Records provided:
Start of Block
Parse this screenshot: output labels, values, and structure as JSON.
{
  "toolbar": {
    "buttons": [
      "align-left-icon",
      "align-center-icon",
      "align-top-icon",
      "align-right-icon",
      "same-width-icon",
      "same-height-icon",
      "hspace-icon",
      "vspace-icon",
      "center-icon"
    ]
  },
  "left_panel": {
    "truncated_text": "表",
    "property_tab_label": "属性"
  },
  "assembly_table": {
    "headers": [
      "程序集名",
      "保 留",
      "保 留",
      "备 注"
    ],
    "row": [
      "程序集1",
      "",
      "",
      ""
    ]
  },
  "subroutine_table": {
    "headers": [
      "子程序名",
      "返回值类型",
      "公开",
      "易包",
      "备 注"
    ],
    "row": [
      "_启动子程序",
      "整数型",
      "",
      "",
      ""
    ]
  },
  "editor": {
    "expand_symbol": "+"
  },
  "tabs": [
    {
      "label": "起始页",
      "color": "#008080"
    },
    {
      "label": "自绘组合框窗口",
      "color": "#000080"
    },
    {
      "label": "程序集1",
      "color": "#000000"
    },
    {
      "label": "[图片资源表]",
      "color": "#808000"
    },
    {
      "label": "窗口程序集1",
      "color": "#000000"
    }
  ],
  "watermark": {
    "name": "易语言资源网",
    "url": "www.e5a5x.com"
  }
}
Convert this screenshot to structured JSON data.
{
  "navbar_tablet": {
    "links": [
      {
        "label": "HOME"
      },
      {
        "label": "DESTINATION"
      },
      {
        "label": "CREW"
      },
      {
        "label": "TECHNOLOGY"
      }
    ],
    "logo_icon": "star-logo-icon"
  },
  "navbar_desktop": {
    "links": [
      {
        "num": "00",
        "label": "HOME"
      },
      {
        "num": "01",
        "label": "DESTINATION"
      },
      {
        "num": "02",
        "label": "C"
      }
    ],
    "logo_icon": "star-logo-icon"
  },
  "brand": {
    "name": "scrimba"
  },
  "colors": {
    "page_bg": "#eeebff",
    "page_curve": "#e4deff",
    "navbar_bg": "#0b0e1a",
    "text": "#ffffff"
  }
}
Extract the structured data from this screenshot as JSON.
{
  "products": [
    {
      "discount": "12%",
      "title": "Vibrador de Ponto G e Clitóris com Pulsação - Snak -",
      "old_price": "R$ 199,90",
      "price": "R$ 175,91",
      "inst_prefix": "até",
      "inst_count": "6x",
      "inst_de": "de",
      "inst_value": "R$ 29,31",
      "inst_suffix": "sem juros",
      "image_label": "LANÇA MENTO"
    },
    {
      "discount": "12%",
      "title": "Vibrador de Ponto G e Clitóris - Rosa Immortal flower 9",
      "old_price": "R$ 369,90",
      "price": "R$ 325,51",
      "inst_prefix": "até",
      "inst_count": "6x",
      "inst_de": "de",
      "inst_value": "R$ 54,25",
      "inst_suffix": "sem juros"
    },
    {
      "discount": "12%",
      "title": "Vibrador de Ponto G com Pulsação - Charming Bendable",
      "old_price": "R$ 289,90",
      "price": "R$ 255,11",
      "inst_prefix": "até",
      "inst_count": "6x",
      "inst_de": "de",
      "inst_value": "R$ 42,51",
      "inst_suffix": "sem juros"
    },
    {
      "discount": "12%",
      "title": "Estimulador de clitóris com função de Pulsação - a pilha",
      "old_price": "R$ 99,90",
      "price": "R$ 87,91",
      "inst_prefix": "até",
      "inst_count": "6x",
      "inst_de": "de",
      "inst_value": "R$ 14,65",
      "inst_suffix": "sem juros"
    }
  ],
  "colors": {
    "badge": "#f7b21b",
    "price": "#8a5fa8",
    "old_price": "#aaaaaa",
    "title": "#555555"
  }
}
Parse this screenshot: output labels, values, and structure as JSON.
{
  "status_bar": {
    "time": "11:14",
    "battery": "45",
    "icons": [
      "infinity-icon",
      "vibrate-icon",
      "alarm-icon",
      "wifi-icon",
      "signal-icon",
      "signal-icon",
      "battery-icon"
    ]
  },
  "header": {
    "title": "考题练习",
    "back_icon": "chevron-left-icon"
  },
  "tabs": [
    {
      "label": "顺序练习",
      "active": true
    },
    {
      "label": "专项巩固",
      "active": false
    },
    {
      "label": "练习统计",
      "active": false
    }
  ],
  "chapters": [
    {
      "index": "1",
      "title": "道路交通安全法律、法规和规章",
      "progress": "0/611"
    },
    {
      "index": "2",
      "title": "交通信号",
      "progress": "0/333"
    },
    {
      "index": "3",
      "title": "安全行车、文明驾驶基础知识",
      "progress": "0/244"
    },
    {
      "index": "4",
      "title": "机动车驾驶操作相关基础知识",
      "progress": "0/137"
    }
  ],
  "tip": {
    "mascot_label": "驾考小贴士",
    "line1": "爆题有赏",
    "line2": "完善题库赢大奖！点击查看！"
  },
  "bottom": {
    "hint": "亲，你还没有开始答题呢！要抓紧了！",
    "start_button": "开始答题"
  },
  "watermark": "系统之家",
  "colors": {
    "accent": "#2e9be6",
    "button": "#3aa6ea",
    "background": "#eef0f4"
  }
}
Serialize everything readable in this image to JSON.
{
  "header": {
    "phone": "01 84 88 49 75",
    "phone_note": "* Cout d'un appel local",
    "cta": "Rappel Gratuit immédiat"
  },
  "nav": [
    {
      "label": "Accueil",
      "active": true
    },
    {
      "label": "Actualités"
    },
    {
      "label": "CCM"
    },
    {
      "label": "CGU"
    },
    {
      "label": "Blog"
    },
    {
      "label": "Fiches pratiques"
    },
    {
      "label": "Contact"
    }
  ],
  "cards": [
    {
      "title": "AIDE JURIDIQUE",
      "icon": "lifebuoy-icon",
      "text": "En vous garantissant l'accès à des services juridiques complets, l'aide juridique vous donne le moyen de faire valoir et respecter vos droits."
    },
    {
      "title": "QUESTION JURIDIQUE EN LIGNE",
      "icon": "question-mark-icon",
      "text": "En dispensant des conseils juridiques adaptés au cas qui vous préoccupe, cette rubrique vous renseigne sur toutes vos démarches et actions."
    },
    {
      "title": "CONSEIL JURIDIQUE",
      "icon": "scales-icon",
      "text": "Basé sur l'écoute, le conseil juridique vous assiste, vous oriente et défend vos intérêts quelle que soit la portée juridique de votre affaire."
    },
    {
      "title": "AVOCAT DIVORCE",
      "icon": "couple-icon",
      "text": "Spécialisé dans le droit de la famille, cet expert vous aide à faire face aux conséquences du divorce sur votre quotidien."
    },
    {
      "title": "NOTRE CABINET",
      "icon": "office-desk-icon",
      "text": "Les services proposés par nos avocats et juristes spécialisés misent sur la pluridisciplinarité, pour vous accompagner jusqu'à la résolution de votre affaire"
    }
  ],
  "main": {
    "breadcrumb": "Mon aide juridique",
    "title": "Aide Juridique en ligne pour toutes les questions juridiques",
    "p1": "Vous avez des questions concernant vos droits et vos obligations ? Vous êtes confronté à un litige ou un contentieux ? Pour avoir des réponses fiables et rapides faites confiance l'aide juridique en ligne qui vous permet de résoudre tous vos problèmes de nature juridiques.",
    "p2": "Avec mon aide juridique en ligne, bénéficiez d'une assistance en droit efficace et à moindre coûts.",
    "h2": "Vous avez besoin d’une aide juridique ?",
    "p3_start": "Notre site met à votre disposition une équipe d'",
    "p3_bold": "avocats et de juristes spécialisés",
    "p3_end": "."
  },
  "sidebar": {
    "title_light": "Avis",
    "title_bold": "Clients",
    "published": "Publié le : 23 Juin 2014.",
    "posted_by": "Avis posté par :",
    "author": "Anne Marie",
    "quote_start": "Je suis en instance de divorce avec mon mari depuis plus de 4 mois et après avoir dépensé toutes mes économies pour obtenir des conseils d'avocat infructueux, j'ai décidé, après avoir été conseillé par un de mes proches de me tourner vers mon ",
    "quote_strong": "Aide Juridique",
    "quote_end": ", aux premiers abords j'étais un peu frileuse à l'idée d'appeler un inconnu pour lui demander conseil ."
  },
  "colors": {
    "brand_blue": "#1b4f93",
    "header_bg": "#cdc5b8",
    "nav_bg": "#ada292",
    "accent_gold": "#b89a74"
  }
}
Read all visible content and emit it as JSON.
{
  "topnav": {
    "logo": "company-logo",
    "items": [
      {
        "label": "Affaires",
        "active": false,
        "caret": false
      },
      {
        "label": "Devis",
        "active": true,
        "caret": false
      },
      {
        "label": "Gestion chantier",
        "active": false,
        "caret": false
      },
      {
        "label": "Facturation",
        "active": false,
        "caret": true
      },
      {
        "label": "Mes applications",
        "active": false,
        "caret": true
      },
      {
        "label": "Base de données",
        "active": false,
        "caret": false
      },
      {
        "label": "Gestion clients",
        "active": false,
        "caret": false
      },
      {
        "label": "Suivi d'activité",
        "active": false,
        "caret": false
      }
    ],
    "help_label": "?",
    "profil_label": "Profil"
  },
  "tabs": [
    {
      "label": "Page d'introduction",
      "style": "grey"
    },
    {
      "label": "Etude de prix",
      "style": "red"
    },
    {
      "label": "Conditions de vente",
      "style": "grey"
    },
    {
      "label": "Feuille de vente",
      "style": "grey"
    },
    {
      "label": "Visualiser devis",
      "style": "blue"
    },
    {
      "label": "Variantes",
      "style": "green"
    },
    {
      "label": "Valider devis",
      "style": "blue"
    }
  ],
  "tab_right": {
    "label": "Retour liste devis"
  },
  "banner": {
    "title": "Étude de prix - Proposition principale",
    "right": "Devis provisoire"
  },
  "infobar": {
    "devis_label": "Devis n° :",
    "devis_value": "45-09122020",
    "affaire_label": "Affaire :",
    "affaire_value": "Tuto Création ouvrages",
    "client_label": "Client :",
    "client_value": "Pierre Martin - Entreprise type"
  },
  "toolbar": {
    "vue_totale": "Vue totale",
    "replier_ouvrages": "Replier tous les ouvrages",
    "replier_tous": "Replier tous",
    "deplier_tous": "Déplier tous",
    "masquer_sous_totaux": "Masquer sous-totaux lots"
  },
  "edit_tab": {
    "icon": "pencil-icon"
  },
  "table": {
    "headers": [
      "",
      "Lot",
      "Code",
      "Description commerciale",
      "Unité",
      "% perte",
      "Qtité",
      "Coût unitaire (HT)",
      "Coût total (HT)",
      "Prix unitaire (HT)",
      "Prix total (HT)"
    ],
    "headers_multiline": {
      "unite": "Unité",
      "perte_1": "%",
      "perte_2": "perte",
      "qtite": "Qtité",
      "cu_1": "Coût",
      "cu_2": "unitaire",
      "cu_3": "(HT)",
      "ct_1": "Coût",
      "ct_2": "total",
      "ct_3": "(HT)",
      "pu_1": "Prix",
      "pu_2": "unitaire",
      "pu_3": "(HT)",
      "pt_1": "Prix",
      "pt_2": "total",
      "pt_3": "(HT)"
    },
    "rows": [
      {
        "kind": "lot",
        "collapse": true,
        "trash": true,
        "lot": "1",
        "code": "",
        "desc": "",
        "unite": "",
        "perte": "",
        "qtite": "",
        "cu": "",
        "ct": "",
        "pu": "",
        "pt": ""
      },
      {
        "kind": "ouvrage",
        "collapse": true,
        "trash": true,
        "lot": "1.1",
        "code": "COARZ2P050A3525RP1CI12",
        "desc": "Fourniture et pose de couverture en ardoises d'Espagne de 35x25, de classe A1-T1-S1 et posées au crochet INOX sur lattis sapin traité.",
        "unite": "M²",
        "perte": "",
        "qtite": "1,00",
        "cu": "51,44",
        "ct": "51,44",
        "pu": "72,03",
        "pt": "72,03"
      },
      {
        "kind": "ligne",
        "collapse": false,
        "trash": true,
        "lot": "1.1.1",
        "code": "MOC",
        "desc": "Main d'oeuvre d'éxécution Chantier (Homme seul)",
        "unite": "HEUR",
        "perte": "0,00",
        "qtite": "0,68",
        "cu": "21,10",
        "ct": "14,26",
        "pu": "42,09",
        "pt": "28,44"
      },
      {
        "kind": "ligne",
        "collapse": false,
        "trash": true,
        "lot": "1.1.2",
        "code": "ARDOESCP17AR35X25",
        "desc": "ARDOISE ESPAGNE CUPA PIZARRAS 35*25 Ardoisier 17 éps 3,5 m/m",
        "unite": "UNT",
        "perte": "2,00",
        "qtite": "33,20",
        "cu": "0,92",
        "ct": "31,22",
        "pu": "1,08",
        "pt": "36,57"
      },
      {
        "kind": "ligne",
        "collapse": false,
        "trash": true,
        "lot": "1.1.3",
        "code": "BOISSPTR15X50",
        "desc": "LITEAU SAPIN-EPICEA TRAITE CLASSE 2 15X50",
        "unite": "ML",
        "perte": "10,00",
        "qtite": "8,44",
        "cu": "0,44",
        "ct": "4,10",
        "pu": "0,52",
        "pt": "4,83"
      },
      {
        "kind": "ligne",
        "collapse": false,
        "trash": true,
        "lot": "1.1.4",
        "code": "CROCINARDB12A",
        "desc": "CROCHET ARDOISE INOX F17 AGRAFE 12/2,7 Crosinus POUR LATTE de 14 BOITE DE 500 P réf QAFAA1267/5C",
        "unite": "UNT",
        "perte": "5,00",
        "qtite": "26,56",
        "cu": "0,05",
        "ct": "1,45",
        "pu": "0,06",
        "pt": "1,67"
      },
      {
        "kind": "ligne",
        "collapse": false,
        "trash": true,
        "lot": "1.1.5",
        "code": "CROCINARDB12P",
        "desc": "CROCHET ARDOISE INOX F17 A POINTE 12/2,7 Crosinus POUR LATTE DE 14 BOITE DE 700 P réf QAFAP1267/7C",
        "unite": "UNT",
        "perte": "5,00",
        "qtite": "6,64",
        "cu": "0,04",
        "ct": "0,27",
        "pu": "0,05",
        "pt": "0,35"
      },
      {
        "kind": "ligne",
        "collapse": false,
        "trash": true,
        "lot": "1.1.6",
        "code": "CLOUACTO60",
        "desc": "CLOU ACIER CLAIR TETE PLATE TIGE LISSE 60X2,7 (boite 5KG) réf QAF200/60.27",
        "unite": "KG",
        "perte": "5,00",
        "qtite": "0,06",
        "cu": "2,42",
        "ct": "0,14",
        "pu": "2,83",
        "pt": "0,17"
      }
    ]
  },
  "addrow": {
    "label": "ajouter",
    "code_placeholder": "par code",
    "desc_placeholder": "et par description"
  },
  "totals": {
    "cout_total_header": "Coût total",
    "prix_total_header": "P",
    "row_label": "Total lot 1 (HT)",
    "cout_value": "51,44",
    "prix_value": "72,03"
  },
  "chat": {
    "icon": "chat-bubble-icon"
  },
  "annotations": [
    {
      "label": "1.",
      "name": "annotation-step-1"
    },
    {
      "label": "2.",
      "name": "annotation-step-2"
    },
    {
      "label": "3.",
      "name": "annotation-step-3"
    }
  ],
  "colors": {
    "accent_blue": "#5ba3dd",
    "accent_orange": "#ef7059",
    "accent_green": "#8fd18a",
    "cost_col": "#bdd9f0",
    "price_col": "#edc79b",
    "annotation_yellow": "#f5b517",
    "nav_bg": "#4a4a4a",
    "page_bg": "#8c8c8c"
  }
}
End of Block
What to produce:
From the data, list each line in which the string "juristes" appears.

Result:
      "text": "Les services proposés par nos avocats et juristes spécialisés misent sur la pluridisciplinarité, pour vous accompagner jusqu'à la résolution de votre affaire"
    "p3_bold": "avocats et de juristes spécialisés",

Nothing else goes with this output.